THE principal of Stamford Endowed Schools has pledged to maintain the number of subsidised school places once the county council-funded scholarship scheme ends.
Stephen Roberts says the schools will make more money available for bursaries once Lincolnshire County Council stops funding places for high-achieving pupils.
Fees at the boys-only Stamford School and at Stamford High School, for girls, are £12,000 a year but the council receives a 40 per cent discount.
Mr Roberts says the money the schools use to subsidise the scholarship scheme places will be used to fund bursaries instead.
The bursaries will be means-tested so some pupils could still get a fully-funded place, although most will pay a reduced rate.
Mr Roberts said: “We hope that through the steps we are trying to take we can continue to offer a good academic education to children whose parents could not necessarily afford the full fees.
“I hope the schools will help about the same number of pupils although there won’t be as many fully-funded places.”

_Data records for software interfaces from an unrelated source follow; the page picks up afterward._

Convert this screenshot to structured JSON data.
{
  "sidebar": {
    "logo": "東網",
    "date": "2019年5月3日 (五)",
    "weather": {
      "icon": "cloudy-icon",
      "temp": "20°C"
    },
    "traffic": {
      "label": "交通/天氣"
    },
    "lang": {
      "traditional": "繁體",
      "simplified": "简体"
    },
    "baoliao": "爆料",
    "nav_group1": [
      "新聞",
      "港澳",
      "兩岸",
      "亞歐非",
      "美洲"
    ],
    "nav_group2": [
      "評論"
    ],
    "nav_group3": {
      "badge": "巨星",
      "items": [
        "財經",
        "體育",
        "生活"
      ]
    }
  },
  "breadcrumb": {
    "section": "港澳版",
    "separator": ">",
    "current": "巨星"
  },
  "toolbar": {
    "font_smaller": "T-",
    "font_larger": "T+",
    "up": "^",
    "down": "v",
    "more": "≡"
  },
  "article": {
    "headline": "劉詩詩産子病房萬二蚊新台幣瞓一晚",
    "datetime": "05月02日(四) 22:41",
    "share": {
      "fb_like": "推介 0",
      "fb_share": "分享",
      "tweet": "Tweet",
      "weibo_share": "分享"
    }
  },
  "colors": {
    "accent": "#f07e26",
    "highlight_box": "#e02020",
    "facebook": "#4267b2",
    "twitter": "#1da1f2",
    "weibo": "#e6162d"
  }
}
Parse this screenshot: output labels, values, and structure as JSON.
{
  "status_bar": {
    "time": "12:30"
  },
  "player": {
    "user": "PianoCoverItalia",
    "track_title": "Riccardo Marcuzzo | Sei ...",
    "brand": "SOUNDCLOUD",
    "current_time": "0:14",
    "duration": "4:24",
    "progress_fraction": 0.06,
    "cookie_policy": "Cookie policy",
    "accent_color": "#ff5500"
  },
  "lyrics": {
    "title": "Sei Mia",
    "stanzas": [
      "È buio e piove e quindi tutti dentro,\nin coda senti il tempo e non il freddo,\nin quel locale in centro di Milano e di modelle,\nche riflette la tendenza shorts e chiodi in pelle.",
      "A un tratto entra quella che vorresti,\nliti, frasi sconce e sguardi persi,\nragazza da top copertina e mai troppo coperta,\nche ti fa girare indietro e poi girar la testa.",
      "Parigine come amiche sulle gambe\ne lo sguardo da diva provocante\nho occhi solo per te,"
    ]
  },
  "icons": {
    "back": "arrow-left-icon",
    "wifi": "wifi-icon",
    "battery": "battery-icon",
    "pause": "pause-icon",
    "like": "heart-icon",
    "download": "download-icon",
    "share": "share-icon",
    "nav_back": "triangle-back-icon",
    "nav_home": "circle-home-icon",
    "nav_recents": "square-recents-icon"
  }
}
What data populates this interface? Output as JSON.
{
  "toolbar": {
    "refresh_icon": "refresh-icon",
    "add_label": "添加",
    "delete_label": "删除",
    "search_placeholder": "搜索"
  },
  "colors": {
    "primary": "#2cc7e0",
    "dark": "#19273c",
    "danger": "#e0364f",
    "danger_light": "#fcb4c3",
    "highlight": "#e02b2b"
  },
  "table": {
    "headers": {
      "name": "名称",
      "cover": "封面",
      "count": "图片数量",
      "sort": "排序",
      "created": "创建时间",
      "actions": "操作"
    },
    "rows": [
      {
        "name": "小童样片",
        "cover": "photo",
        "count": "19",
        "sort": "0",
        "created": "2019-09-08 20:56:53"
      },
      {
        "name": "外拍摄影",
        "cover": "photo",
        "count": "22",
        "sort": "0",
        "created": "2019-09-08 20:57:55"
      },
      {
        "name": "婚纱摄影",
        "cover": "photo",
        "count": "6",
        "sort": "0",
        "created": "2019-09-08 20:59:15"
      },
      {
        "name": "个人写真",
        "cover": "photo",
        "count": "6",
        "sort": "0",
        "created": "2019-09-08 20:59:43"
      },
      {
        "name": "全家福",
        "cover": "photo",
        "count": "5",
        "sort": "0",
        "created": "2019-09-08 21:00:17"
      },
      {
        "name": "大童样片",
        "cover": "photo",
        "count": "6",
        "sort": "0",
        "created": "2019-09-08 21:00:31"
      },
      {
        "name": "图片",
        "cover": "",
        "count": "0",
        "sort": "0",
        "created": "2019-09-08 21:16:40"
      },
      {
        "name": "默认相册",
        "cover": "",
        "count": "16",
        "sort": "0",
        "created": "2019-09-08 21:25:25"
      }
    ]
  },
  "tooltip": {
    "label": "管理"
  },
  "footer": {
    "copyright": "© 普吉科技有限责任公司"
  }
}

Until 2006 the county funded 50 places a year at the school. Then it announced it was axing the scheme, which it described as “not viable” and has been gradually decreasing the number of pupils it funds since.

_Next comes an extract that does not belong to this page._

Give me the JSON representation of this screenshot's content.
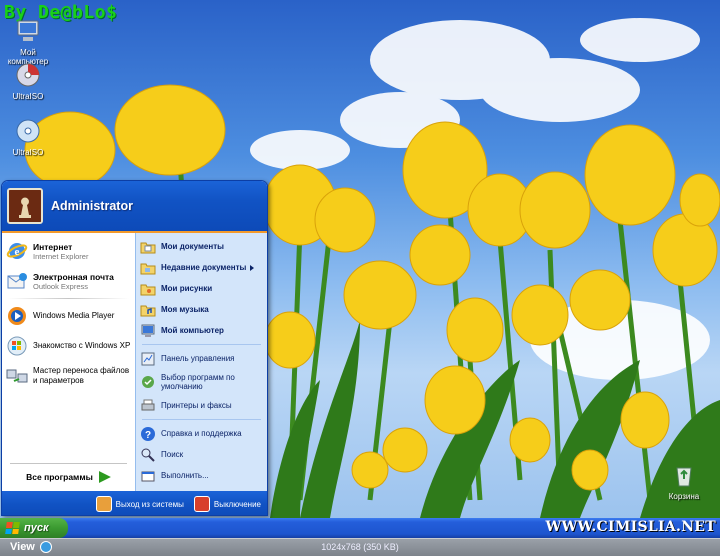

In September, the last 24 pupils will start at the endowed schools under the council scholarship scheme.
But Mr Roberts said he hoped to maintain the number of pupils with subsidised places at about 420, which amounts to a third of pupils, even after the last funded pupils leave in 2018.

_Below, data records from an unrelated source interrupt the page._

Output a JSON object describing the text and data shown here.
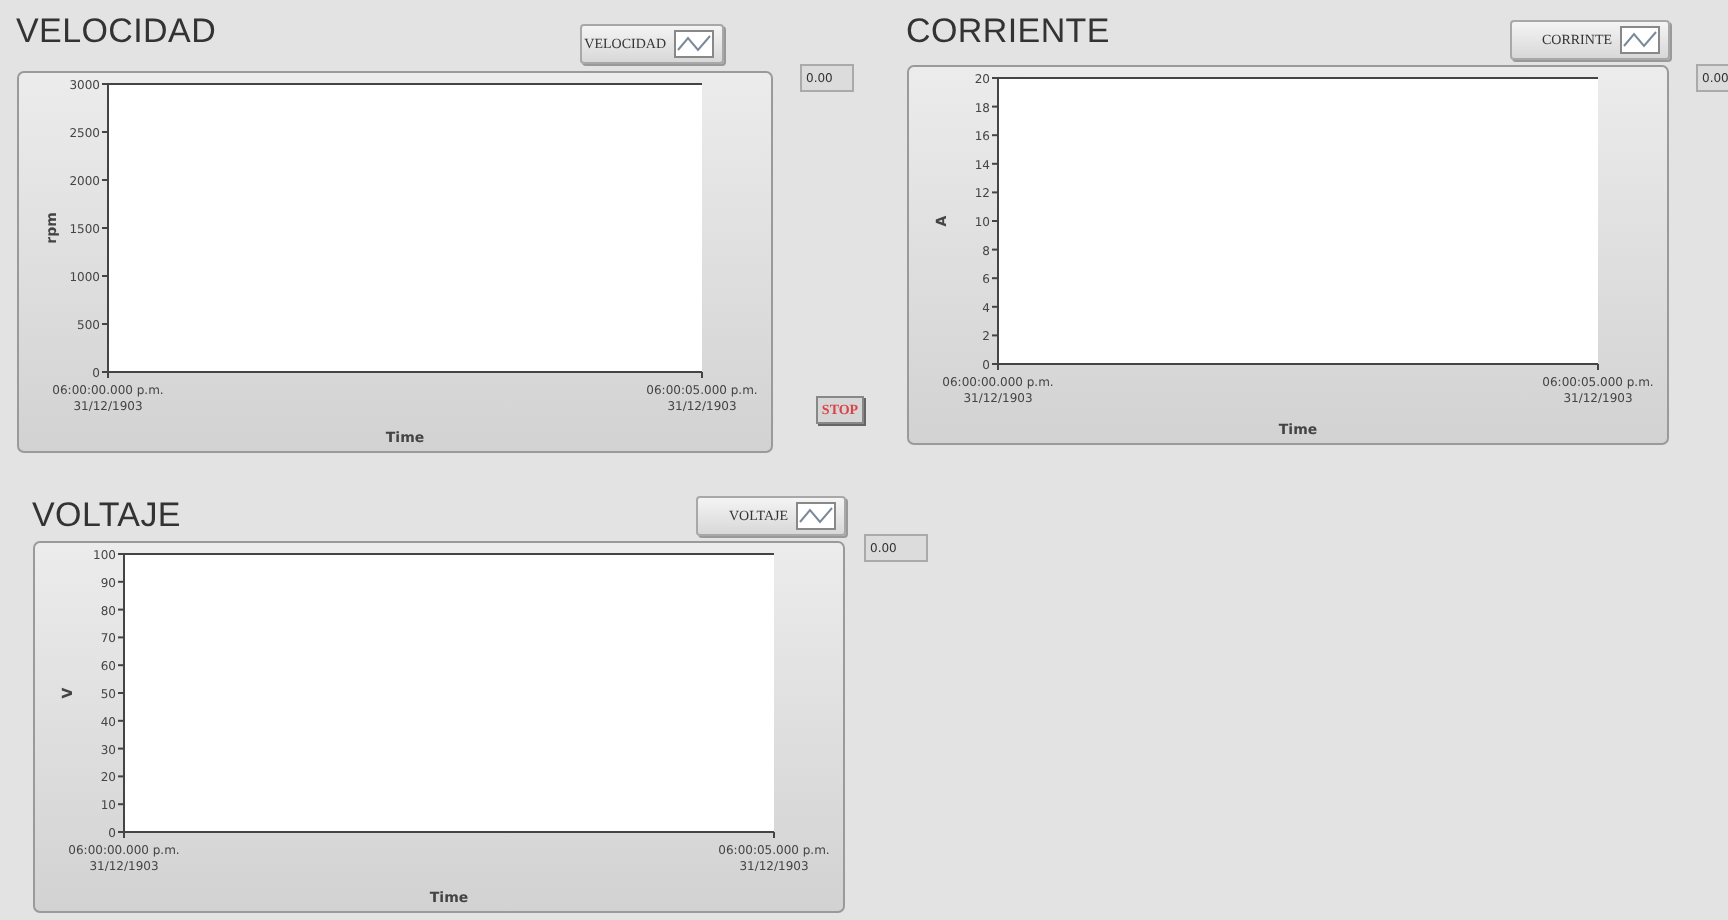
{
  "panels": [
    {
      "title": "VELOCIDAD",
      "legend": "VELOCIDAD",
      "indicator": "0.00",
      "chart_data": {
        "type": "line",
        "xlabel": "Time",
        "ylabel": "rpm",
        "ylim": [
          0,
          3000
        ],
        "yticks": [
          0,
          500,
          1000,
          1500,
          2000,
          2500,
          3000
        ],
        "categories": [
          "06:00:00.000 p.m.\n31/12/1903",
          "06:00:05.000 p.m.\n31/12/1903"
        ]
      }
    },
    {
      "title": "CORRIENTE",
      "legend": "CORRINTE",
      "indicator": "0.00",
      "chart_data": {
        "type": "line",
        "xlabel": "Time",
        "ylabel": "A",
        "ylim": [
          0,
          20
        ],
        "yticks": [
          0,
          2,
          4,
          6,
          8,
          10,
          12,
          14,
          16,
          18,
          20
        ],
        "categories": [
          "06:00:00.000 p.m.\n31/12/1903",
          "06:00:05.000 p.m.\n31/12/1903"
        ]
      }
    },
    {
      "title": "VOLTAJE",
      "legend": "VOLTAJE",
      "indicator": "0.00",
      "chart_data": {
        "type": "line",
        "xlabel": "Time",
        "ylabel": "V",
        "ylim": [
          0,
          100
        ],
        "yticks": [
          0,
          10,
          20,
          30,
          40,
          50,
          60,
          70,
          80,
          90,
          100
        ],
        "categories": [
          "06:00:00.000 p.m.\n31/12/1903",
          "06:00:05.000 p.m.\n31/12/1903"
        ]
      }
    }
  ],
  "stop_button": "STOP"
}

He said the withdrawal of the county scholarship scheme was “detrimental to Stamford” because parents would have to take more steps to get their children into the schools.
Mr Roberts said: “The difficulty with losing the county scholarship scheme is that the situation will no longer be as black and white.
“With the county scholarship scheme, it was a case of the children having the qualifications. But with the bursary scheme, it is means-tested so I think there is a worry with parents because it is a little bit intrusive.”
From September there will be 274 pupils on county council-funded places. There will also be 25 pupils funded through the school’s foundation, which it set up in response to the withdrawal of the scheme.
The endowed schools have a foundation card offering anyone who subscribes to it discounts to a range of shops and services in Stamford. It costs £10 a month to subscribe to the card, which goes towards funding places.
Mr Roberts said it had already been a huge success.
He said: “It is growing steadily because I think people recognise the importance of offering a good education to pupils in Stamford but they’re also getting something in return.”